[Website and app data records]

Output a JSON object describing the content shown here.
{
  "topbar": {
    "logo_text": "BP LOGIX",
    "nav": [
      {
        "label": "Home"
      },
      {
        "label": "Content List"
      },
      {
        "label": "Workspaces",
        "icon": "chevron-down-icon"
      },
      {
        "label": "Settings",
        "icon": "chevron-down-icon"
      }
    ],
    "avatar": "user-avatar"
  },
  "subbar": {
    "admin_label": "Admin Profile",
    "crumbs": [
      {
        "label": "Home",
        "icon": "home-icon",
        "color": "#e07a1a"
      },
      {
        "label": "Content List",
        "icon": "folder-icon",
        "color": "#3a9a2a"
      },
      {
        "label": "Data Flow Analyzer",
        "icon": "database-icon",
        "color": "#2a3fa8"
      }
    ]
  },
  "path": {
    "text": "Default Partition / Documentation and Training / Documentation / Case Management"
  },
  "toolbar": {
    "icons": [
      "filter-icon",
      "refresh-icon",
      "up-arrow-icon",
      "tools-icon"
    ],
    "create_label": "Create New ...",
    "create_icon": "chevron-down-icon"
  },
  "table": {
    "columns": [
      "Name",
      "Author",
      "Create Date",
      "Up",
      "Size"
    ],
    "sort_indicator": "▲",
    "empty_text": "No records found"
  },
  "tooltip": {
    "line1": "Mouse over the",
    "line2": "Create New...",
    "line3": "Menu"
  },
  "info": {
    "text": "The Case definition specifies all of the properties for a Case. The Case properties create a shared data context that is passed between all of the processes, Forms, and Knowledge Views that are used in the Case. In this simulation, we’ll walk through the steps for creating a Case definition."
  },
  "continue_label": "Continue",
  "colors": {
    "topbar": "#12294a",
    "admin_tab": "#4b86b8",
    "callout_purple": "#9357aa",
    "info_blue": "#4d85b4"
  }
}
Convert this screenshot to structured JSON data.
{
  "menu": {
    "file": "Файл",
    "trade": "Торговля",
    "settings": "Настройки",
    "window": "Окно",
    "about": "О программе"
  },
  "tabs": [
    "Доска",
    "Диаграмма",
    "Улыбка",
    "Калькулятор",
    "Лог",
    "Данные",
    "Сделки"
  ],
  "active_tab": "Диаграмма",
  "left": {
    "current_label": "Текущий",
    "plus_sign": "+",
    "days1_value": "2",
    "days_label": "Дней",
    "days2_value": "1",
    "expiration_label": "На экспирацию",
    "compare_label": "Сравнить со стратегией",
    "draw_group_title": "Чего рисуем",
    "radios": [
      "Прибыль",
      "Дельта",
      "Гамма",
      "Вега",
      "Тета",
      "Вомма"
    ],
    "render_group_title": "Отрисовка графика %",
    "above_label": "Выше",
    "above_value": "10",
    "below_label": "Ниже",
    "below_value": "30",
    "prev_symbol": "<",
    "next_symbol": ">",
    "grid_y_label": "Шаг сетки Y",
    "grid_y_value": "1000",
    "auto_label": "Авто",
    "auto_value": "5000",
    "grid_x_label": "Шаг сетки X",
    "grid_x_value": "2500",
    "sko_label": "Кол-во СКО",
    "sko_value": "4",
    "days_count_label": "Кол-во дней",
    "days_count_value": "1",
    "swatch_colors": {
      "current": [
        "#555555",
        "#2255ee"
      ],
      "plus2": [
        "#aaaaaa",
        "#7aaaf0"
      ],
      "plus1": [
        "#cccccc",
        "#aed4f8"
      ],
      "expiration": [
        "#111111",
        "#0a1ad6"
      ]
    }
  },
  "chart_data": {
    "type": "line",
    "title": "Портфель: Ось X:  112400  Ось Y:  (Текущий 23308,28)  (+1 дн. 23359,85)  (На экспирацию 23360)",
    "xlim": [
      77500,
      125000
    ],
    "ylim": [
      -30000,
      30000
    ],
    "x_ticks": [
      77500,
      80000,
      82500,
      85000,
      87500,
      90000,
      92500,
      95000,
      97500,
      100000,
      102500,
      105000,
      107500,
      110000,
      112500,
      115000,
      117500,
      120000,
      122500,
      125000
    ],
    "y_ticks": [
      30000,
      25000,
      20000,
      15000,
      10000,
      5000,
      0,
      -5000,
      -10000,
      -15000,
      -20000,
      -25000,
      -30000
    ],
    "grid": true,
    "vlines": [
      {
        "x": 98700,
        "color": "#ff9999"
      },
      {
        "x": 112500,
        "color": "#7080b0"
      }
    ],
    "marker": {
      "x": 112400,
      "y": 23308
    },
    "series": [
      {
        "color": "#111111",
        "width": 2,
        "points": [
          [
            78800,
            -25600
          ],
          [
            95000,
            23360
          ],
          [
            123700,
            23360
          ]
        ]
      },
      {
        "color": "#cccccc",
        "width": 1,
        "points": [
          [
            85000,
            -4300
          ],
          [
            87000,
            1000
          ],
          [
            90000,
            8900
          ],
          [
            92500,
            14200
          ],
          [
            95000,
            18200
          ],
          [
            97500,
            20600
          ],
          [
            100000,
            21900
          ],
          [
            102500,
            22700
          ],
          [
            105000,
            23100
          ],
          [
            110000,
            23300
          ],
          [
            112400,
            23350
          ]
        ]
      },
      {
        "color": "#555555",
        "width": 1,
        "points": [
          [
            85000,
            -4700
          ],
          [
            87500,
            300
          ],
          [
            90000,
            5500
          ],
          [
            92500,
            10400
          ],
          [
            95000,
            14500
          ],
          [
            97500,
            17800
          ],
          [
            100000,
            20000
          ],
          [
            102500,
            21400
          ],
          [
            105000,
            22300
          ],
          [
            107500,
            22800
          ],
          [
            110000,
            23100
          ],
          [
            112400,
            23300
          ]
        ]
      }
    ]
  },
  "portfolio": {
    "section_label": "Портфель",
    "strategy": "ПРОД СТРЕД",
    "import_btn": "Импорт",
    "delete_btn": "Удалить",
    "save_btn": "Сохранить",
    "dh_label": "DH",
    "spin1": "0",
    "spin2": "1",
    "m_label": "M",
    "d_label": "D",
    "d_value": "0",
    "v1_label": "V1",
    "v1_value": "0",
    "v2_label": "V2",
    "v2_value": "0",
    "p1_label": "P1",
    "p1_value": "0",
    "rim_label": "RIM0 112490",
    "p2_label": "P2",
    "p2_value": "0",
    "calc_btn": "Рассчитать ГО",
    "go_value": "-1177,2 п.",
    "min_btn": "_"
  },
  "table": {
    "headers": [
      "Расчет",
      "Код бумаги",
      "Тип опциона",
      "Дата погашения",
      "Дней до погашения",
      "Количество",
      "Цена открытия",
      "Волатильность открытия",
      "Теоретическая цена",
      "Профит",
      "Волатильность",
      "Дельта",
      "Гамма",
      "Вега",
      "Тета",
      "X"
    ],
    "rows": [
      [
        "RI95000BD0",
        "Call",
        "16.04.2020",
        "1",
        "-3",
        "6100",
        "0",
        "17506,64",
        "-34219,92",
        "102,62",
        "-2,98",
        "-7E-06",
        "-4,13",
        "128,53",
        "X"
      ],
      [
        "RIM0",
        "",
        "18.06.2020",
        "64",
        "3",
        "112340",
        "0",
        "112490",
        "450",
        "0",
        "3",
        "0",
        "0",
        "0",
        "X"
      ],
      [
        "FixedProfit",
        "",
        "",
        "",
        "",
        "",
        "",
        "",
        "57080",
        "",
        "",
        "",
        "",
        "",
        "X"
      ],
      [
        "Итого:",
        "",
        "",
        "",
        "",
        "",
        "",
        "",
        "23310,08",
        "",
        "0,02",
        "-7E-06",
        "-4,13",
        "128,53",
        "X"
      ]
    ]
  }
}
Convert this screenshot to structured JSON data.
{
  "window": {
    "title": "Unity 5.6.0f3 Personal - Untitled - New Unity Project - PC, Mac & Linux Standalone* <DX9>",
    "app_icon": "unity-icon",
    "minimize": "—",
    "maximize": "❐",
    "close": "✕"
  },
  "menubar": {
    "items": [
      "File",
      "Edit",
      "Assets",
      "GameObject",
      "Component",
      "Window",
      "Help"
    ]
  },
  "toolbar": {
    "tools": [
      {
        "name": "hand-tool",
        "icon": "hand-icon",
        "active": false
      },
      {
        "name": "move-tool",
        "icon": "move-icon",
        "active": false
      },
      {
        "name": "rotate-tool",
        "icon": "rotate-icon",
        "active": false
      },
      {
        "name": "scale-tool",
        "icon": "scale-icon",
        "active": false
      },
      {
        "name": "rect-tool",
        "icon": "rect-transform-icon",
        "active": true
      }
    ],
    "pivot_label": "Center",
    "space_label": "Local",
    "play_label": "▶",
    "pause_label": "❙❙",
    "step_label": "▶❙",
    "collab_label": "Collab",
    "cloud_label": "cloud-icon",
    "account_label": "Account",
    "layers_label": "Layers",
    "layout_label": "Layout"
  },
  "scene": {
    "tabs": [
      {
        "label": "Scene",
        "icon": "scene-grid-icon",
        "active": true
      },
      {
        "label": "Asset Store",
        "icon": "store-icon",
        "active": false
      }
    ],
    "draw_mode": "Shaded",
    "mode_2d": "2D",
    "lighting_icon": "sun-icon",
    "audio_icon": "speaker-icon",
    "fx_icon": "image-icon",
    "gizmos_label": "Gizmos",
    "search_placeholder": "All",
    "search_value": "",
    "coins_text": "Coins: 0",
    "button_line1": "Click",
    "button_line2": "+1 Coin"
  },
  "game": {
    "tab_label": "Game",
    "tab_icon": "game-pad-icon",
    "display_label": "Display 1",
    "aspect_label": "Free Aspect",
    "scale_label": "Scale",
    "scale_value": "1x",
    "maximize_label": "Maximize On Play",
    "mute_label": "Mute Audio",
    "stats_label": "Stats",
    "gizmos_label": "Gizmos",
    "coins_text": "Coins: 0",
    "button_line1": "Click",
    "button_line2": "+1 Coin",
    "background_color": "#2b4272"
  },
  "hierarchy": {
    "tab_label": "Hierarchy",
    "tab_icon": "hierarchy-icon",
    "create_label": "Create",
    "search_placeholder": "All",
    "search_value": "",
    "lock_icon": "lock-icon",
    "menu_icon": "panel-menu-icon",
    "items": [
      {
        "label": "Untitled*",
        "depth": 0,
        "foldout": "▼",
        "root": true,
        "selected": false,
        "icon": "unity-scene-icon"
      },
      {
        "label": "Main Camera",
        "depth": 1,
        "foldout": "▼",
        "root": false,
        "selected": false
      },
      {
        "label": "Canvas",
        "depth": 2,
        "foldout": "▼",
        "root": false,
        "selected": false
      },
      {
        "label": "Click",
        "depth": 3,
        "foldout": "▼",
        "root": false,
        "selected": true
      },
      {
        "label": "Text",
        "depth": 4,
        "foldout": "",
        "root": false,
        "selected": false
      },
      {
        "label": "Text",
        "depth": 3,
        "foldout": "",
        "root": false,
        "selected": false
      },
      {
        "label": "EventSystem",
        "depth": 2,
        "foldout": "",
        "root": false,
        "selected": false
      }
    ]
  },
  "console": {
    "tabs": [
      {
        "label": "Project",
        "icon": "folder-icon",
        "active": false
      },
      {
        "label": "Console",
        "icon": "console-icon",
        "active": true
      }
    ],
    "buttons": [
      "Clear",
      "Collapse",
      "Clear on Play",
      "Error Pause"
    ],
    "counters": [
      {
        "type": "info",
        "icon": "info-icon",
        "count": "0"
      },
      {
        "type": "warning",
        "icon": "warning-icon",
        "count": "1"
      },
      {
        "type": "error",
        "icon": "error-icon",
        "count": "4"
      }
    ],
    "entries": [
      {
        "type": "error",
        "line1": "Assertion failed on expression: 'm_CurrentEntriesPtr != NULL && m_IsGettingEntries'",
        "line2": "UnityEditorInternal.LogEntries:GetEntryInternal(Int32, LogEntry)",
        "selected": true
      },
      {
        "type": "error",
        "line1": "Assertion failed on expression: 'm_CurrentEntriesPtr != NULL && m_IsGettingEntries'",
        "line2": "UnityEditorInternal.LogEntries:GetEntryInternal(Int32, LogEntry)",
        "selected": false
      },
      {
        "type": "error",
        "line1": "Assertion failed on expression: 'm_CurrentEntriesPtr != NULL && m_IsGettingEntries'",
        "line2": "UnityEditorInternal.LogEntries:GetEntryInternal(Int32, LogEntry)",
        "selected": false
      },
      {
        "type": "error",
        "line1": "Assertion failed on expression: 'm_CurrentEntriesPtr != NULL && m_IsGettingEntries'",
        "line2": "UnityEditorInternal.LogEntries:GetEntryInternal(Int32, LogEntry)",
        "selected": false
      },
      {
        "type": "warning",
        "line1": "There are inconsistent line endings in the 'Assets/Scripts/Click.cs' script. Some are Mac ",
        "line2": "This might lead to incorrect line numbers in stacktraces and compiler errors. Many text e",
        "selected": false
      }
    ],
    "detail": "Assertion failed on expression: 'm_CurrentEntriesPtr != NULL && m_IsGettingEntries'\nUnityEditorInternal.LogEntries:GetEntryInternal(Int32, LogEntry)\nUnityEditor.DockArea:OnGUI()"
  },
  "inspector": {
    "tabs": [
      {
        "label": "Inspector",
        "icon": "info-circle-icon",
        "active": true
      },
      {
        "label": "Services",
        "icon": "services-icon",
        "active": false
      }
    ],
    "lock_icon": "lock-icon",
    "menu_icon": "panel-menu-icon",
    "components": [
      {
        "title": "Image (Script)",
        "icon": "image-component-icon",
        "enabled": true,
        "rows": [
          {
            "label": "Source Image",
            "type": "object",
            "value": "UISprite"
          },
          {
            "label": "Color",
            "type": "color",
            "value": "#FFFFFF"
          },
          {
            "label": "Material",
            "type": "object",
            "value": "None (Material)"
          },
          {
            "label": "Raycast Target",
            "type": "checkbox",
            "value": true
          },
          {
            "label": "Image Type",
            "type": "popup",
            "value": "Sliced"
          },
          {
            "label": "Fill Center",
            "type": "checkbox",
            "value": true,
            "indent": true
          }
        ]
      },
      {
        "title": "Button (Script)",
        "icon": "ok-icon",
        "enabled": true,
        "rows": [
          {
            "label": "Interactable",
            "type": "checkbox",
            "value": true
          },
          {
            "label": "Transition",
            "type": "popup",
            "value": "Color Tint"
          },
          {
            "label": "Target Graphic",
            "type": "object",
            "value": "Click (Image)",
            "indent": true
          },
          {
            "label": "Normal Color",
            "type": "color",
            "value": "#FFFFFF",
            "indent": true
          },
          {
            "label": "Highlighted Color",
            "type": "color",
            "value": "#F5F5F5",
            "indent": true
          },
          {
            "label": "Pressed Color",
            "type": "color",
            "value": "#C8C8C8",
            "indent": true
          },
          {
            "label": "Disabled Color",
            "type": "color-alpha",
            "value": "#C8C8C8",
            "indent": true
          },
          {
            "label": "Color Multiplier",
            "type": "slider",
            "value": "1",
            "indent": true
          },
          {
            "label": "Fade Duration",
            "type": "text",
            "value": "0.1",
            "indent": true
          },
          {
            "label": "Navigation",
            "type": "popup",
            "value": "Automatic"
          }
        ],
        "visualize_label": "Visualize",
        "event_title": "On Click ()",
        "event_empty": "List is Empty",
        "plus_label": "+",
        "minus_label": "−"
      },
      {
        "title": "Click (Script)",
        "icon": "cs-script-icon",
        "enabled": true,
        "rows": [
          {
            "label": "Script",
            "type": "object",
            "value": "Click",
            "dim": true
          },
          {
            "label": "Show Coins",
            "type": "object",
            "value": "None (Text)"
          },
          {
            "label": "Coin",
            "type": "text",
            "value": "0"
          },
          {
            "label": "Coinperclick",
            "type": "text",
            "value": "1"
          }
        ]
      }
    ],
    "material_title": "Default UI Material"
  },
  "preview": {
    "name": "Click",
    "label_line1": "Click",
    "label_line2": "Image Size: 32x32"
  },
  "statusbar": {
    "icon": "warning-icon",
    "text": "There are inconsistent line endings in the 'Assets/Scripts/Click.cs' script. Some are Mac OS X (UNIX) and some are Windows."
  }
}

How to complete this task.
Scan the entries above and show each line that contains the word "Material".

Response below.
            "label": "Material",
            "value": "None (Material)"
    "material_title": "Default UI Material"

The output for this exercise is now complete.